§ **WHAT YOU WILL DO**: The records below are split into lines. How many of those lines contain the string "index"? Reply with the number only.
________________________
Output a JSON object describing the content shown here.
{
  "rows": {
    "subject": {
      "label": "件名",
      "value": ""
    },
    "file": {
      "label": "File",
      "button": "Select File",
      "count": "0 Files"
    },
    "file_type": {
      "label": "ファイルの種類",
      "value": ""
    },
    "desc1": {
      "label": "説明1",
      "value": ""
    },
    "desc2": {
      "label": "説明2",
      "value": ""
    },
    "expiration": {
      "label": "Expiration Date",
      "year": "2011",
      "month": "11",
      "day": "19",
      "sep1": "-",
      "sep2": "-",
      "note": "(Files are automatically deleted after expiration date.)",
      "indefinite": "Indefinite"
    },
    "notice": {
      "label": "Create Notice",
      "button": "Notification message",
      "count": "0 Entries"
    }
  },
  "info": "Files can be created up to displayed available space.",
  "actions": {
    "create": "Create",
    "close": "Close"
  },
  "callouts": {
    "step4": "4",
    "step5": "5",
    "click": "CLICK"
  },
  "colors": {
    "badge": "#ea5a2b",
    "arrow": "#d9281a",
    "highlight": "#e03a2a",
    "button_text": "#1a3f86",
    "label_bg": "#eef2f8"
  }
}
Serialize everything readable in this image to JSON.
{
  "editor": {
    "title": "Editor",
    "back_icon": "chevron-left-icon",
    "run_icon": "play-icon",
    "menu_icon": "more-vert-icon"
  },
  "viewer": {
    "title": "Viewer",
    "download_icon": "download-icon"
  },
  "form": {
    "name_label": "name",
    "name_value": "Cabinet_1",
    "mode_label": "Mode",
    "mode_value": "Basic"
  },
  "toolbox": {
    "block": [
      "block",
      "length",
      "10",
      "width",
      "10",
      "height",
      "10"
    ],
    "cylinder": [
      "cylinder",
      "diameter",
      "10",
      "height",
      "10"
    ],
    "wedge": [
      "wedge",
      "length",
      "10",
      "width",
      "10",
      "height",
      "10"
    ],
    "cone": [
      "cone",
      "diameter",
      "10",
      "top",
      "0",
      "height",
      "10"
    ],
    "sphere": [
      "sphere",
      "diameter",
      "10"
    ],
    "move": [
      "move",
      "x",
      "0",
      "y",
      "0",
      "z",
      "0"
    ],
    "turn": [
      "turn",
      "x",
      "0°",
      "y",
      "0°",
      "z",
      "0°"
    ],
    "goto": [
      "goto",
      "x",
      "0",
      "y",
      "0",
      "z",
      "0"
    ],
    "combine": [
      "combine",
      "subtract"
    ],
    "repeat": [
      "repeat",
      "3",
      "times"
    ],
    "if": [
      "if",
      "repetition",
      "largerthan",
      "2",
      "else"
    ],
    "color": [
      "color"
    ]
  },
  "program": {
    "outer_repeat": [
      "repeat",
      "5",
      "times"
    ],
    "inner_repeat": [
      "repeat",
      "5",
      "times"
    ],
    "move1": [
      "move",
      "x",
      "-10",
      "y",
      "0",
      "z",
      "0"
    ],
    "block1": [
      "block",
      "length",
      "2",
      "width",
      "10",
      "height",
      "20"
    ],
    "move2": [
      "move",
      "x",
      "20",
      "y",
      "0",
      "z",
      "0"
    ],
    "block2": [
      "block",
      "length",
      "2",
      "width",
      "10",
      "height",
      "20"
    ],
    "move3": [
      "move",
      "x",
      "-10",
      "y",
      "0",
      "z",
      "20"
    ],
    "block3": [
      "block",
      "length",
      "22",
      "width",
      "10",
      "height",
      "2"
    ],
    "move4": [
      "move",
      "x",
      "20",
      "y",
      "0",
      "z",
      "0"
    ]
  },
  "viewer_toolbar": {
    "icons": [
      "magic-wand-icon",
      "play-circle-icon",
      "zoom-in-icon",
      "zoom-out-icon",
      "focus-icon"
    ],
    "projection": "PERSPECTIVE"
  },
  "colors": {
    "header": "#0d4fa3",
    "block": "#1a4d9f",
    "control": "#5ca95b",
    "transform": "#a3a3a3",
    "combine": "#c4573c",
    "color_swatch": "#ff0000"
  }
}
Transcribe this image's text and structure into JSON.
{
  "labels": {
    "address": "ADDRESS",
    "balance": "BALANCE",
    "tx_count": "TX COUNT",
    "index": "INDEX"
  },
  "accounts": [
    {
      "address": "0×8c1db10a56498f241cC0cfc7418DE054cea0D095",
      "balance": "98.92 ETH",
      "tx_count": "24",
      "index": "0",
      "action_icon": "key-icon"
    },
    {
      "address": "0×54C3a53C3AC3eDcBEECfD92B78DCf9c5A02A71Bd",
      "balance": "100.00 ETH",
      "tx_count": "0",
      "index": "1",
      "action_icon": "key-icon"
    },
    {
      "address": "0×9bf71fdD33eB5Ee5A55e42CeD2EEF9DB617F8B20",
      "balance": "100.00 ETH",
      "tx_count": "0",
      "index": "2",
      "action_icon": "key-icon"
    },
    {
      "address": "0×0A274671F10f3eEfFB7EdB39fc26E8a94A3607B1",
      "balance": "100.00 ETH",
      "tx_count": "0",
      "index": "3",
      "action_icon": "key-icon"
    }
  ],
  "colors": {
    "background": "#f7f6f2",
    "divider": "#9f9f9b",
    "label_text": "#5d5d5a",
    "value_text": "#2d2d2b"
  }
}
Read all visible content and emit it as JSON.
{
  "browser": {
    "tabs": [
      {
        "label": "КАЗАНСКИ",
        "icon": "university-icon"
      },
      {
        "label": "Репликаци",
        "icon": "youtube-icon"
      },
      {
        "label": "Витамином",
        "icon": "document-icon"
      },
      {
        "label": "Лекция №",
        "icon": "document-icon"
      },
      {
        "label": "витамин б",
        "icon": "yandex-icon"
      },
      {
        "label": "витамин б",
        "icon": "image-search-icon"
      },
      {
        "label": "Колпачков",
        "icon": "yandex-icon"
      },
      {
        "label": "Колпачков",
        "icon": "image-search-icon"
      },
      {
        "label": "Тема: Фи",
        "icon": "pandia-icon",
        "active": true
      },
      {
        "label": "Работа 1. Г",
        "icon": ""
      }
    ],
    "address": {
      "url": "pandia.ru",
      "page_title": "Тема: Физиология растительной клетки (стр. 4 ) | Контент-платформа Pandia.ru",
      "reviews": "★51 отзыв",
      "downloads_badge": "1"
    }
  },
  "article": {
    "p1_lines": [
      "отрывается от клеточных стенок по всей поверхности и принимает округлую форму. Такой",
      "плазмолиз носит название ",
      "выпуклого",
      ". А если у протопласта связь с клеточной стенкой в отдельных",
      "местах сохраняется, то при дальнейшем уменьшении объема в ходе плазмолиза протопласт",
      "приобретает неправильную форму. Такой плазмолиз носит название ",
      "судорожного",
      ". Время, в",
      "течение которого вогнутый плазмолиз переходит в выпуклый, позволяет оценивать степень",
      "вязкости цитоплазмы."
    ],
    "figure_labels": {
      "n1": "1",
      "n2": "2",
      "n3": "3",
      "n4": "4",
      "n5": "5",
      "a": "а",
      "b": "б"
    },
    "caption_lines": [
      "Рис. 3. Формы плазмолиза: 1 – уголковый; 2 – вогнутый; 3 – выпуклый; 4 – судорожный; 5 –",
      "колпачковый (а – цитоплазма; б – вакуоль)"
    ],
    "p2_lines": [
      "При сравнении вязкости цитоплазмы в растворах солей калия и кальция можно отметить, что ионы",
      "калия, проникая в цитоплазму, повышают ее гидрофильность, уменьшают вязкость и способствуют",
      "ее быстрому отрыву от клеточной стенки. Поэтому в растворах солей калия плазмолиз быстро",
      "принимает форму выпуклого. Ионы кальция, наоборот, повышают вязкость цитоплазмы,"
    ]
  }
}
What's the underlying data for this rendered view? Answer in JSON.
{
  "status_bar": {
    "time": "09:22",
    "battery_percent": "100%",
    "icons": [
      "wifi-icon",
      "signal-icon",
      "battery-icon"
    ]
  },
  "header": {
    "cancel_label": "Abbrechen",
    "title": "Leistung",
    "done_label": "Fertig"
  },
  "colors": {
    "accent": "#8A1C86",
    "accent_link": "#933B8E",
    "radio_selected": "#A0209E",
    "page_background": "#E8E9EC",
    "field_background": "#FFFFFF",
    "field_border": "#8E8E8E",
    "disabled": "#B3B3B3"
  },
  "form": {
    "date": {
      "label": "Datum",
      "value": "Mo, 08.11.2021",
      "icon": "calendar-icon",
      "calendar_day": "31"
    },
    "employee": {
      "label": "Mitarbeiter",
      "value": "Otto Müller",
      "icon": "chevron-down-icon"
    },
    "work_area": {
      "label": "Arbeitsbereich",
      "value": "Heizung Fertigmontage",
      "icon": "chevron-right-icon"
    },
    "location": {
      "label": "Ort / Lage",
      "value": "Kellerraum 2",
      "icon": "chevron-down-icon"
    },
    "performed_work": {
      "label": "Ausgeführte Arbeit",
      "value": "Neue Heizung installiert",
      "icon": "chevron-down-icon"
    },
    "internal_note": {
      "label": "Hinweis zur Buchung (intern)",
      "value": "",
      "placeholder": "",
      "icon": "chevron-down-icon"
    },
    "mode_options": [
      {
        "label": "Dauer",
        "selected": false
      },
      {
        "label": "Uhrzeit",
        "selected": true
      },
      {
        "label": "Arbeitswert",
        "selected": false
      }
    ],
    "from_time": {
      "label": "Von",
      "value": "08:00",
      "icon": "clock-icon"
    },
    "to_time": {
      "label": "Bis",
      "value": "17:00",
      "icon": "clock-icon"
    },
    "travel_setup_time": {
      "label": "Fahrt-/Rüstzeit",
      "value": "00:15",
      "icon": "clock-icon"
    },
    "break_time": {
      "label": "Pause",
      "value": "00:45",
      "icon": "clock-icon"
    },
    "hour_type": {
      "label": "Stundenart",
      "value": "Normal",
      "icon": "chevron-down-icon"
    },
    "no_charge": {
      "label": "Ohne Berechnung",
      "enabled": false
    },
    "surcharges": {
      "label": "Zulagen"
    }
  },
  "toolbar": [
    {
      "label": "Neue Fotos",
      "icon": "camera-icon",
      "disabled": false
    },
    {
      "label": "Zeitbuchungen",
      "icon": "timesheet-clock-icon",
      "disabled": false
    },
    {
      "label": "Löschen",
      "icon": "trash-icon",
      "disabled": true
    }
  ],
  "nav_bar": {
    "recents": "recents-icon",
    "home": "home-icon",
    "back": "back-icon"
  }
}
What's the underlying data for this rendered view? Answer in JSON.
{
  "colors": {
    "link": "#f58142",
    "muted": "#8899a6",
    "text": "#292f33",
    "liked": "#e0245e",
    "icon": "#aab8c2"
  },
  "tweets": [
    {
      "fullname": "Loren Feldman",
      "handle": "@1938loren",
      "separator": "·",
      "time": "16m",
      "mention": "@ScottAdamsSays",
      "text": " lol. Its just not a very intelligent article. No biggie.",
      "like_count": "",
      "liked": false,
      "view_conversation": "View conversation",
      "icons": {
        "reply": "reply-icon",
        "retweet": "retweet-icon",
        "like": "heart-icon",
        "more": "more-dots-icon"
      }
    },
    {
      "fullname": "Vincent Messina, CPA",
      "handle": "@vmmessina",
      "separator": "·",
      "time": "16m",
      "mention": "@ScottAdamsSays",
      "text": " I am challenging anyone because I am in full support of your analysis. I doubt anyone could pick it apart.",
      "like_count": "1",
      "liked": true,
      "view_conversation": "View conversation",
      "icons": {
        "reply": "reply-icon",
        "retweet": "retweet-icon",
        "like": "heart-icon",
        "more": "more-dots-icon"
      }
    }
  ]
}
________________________
§ **YOUR RESPONSE**: 5